Action item. Only the lines from the one containing "Extract the structured" through the end of the records should be retyped, exactly and including both ends; pictures stay out.

(Stored data begins)

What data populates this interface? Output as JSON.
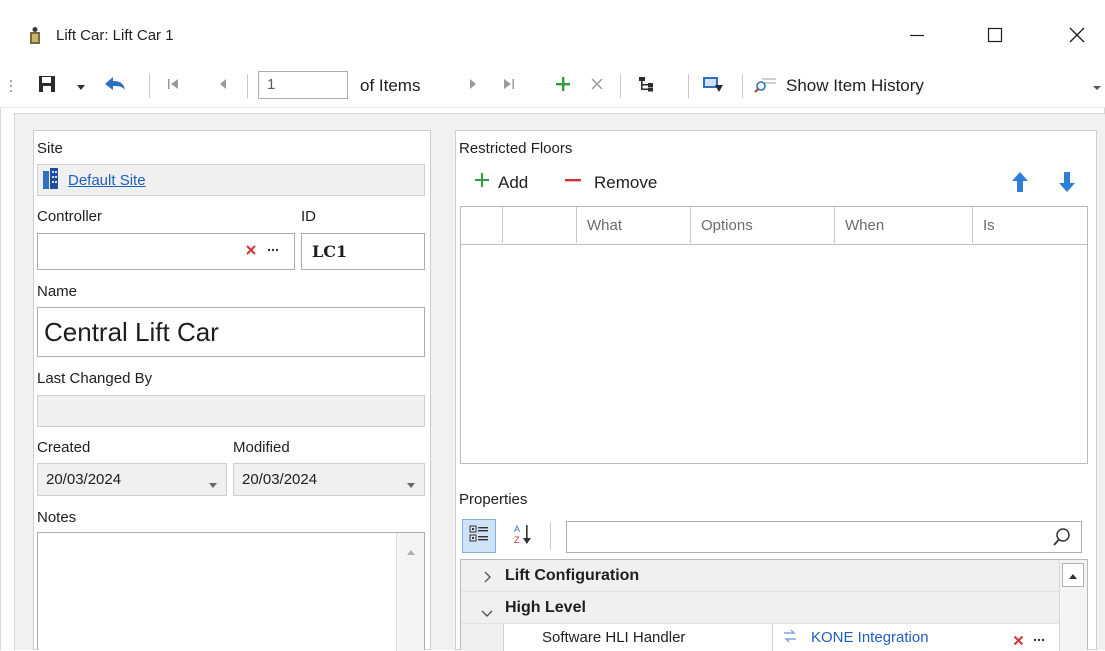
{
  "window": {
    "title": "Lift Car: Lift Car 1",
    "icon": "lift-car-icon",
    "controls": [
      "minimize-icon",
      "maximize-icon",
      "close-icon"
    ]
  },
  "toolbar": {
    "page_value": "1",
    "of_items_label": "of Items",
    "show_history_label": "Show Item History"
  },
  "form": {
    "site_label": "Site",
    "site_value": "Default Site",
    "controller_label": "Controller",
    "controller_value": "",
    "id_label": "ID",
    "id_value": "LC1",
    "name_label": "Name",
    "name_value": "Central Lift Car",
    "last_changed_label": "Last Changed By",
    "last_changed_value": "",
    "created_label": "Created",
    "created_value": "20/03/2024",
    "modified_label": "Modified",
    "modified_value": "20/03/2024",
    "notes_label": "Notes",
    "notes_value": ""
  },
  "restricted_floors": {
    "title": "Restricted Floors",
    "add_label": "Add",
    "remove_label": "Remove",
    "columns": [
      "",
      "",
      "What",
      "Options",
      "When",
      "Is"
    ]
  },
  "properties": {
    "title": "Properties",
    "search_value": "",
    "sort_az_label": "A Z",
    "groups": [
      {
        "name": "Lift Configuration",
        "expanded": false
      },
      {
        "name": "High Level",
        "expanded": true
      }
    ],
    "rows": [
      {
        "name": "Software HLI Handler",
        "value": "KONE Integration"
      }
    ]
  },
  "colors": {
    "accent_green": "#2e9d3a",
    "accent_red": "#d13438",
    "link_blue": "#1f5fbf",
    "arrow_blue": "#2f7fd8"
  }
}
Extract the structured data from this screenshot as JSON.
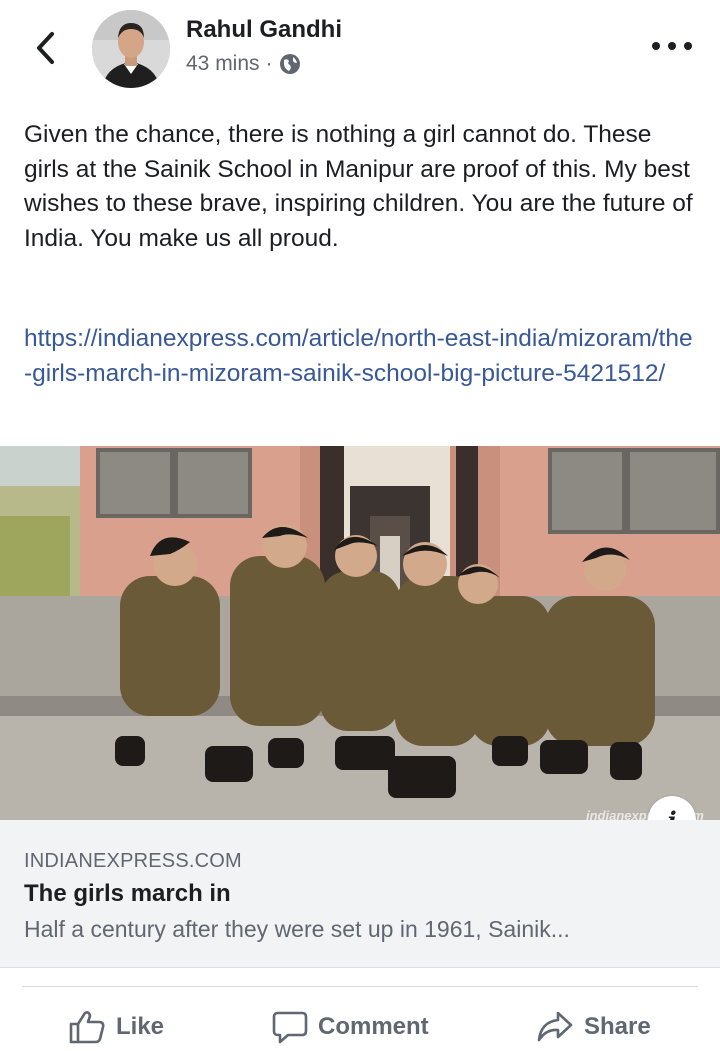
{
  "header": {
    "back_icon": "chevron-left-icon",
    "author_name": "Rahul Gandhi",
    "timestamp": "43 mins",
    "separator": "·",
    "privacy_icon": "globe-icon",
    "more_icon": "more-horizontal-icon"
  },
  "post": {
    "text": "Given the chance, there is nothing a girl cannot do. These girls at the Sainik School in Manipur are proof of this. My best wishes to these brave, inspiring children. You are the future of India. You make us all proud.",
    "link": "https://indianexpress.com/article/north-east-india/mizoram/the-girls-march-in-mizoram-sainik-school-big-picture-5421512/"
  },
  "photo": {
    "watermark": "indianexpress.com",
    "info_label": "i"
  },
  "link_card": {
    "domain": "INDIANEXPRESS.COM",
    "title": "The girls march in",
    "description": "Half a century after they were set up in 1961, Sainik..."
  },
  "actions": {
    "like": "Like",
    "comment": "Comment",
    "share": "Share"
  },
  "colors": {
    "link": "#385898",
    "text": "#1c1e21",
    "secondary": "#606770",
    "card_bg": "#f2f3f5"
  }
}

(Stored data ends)

Response.
Extract the structured data from this screenshot as JSON.
{
  "header": {
    "back_icon": "chevron-left-icon",
    "author_name": "Rahul Gandhi",
    "timestamp": "43 mins",
    "separator": "·",
    "privacy_icon": "globe-icon",
    "more_icon": "more-horizontal-icon"
  },
  "post": {
    "text": "Given the chance, there is nothing a girl cannot do. These girls at the Sainik School in Manipur are proof of this. My best wishes to these brave, inspiring children. You are the future of India. You make us all proud.",
    "link": "https://indianexpress.com/article/north-east-india/mizoram/the-girls-march-in-mizoram-sainik-school-big-picture-5421512/"
  },
  "photo": {
    "watermark": "indianexpress.com",
    "info_label": "i"
  },
  "link_card": {
    "domain": "INDIANEXPRESS.COM",
    "title": "The girls march in",
    "description": "Half a century after they were set up in 1961, Sainik..."
  },
  "actions": {
    "like": "Like",
    "comment": "Comment",
    "share": "Share"
  },
  "colors": {
    "link": "#385898",
    "text": "#1c1e21",
    "secondary": "#606770",
    "card_bg": "#f2f3f5"
  }
}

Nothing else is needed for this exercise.